Career Advice Legal Case studies for employers

Tide may be turning against employers in dismissal cases

The Background
Hong Kong has traditionally been viewed as having relatively “employer friendly” labour laws. In particular, employers have previously been able to terminate the employment of an employee without cause and without incurring a significant compensation bill. However, a recent decision by Hong Kong’s High Court, together with a proposed change to the Employment Ordinance, suggests that the tide may be turning.

The recent High Court decision is significant not because of the facts of the case, but because it could signal that, in future, employers could face higher compensation awards from employment claims in Hong Kong.

The Case
A former employee of a global investment banking firm was recently awarded damages in excess of US$1.85 million as a result of his dismissal. What is most striking about the award is that over half of it was awarded not because the court found that he had been wrongfully dismissed, but because it ruled that the employer’s actions breached the implied term of trust and confidence.

The employee held a senior position at the firm. As part of his role, he produced a daily client newsletter that had an “edgy and colloquial tone and content”. Before each newsletter was distributed, the employee was required to have its content approved by a senior manager based at the firm’s global headquarters.

An edition of the newsletter was inadvertently distributed before the requisite approval had been given. That edition contained content which the firm believed its clients would find offensive. As a result, the firm dismissed the employee the following day without notice, citing his “unacceptable and entirely inappropriate misconduct”.

The court found that the employee had been wrongfully dismissed and that the employer had breached the implied term of trust and confidence.

In determining the level of damages to be awarded to the employee, the court’s view was that the employer’s actions would have an impact on the employee’s reputation and his ability to find new employment.

Accordingly, in addition to awarding the employee the payments that he would have received during his six-month notice period, the court awarded him a further payment equal to slightly more than two years’ worth of salary and discretionary bonuses that the court determined would have likely been paid.

The Examination
Employers may have reasonable commercial motives for opting to dismiss an employee, but the legal situation may not always be quite as clear cut. They need to be aware that in future, if the circumstances of a dismissal are in dispute, there is a risk that they would be required to reinstate or re-engage the employee.

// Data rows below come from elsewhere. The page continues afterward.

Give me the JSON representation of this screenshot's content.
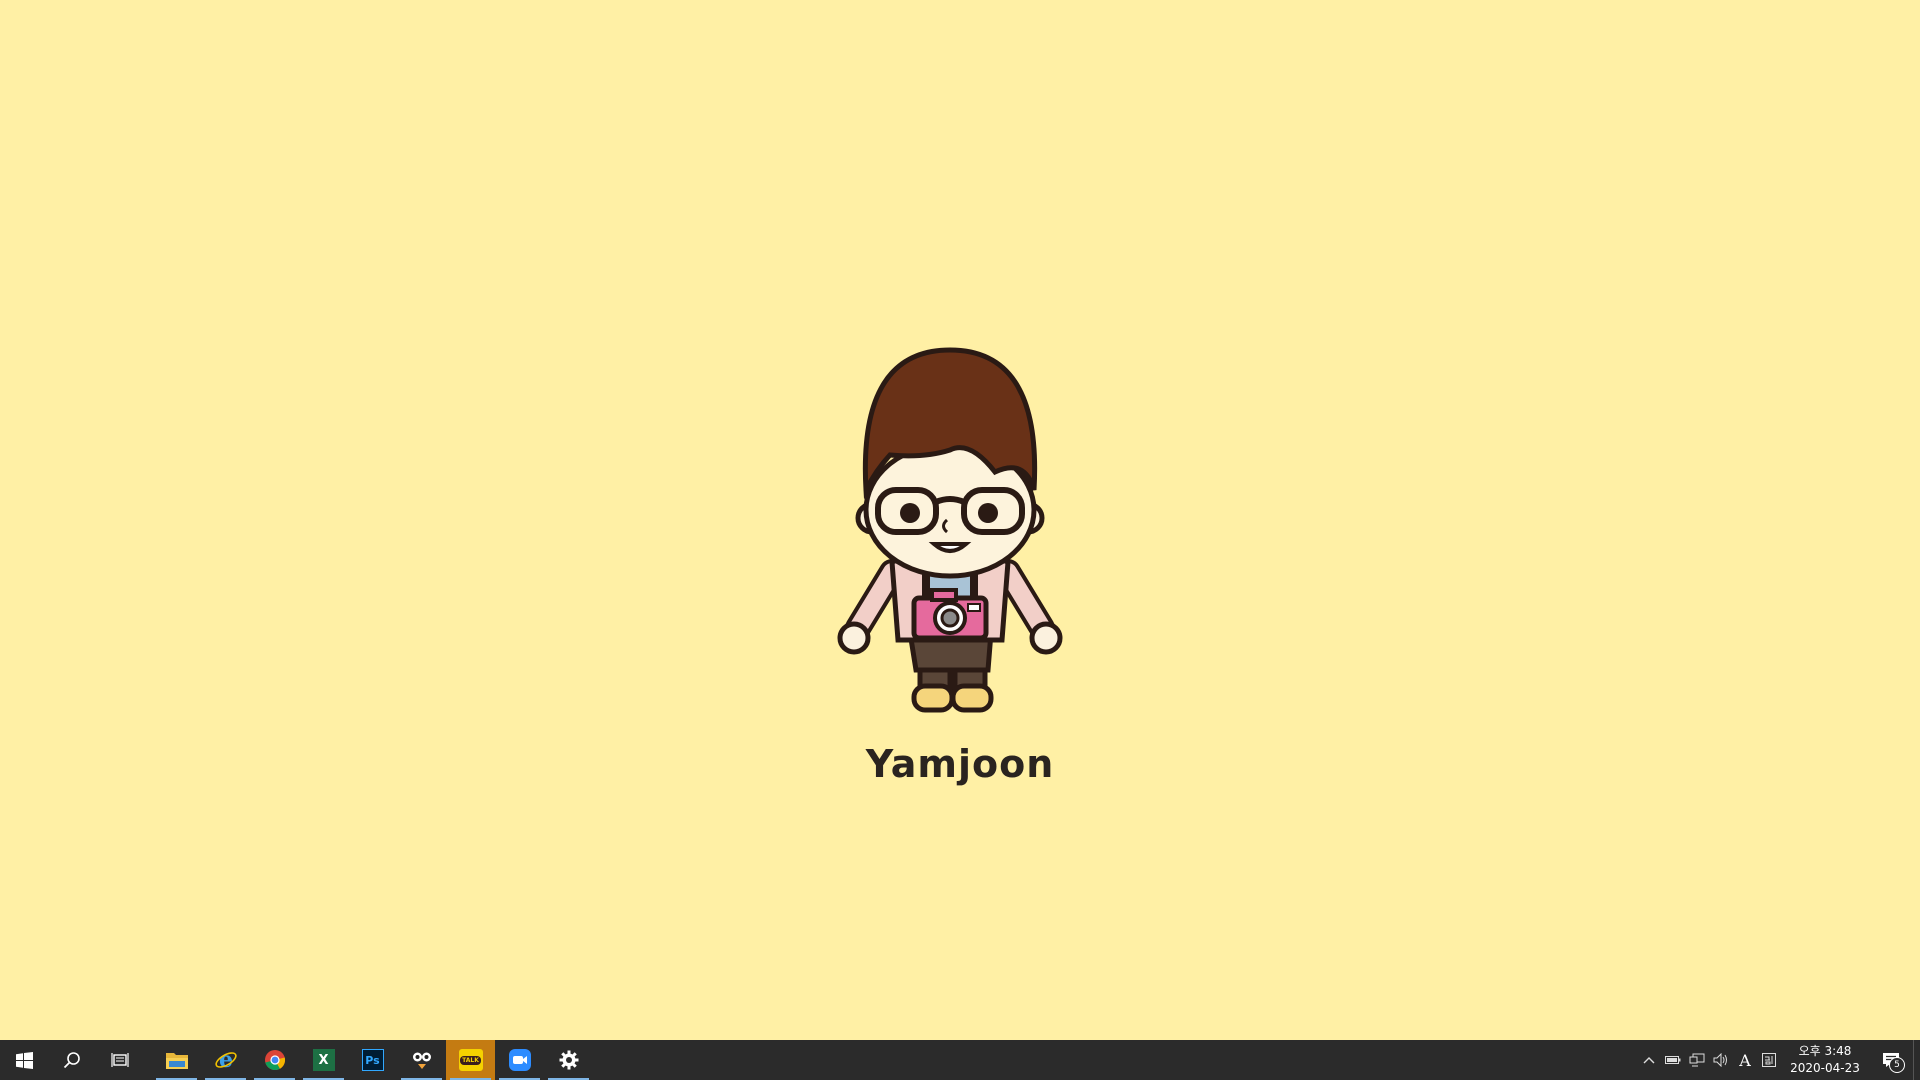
{
  "wallpaper": {
    "name": "Yamjoon",
    "background_color": "#fff0a5"
  },
  "taskbar": {
    "start_icon": "windows-logo-icon",
    "search_icon": "search-icon",
    "task_view_icon": "task-view-icon",
    "apps": [
      {
        "icon": "file-explorer-icon",
        "running": true
      },
      {
        "icon": "internet-explorer-icon",
        "running": true
      },
      {
        "icon": "chrome-icon",
        "running": true
      },
      {
        "icon": "excel-icon",
        "running": true
      },
      {
        "icon": "photoshop-icon",
        "running": false
      },
      {
        "icon": "bandizip-icon",
        "running": true
      },
      {
        "icon": "kakaotalk-icon",
        "running": true,
        "active": true
      },
      {
        "icon": "zoom-icon",
        "running": true
      },
      {
        "icon": "settings-icon",
        "running": true
      }
    ],
    "tray": {
      "show_hidden_icon": "chevron-up-icon",
      "icons": [
        "battery-icon",
        "network-icon",
        "volume-icon"
      ],
      "ime_mode": "A",
      "ime_hangul_icon": "korean-ime-icon",
      "time": "오후 3:48",
      "date": "2020-04-23",
      "notification_count": "5"
    }
  },
  "logo_text": {
    "photoshop": "Ps",
    "excel": "X",
    "kakaotalk": "TALK"
  }
}
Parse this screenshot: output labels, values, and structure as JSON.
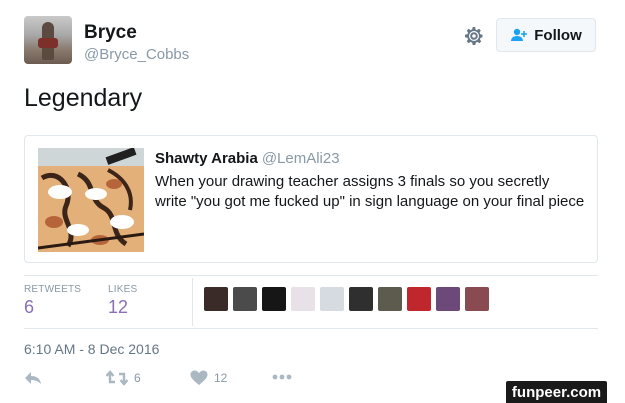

Currently, under the Employment Ordinance, if an employee is found to have been unreasonably dismissed without a valid reason, such as misconduct, incapability or redundancy, the Labour Tribunal may make an order for termination payments. Alternatively, if both parties consent, it can make an order for reinstatement or re-engagement. There is no separate penalty for the employer if it refuses reinstatement or re-engagement.

A proposed change to the Employment Ordinance envisages that the consent requirement on the employer’s part be removed. This means that a Labour Tribunal will be able to make a compulsory order for reinstatement or re-engagement without securing the consent of the employer.

In deciding whether to make such a compulsory order, the Labour Tribunal may take into account the circumstances of the claim, including the relationship between the employee and the employer, the circumstances surrounding the dismissal and whether the employer may face any genuine difficulties in complying with the order.

If the employer fails to comply with the order, they will be ordered to pay a further sum of three times the employee’s monthly wages, capped at HK$50,000. However, it is not yet clear if and when this may become law.

The proposed amendments to the Employment Ordinance and the potential precedent set by the High Court decision serve as good reminders to employers of the need for caution when considering the dismissal of an employee.

Companies should review existing termination policies and procedures to ensure that a careful and demonstrable process is undertaken before an employee is dismissed.

Kathleen Healy is a partner in Freshfields’ expanding Employment, Pensions and Benefits practice in Asia. Based in Hong Kong, she specialises in advising on Asia-Pacific employment and HR projects, and on the multijurisdictional employment aspects of internal investigations.

The information contained in this article should not be relied on as legal advice and should not be regarded as a substitute for detailed advice in individual cases. If advice concerning individual problems or other expert assistance is required, the service of a competent professional adviser should be sought.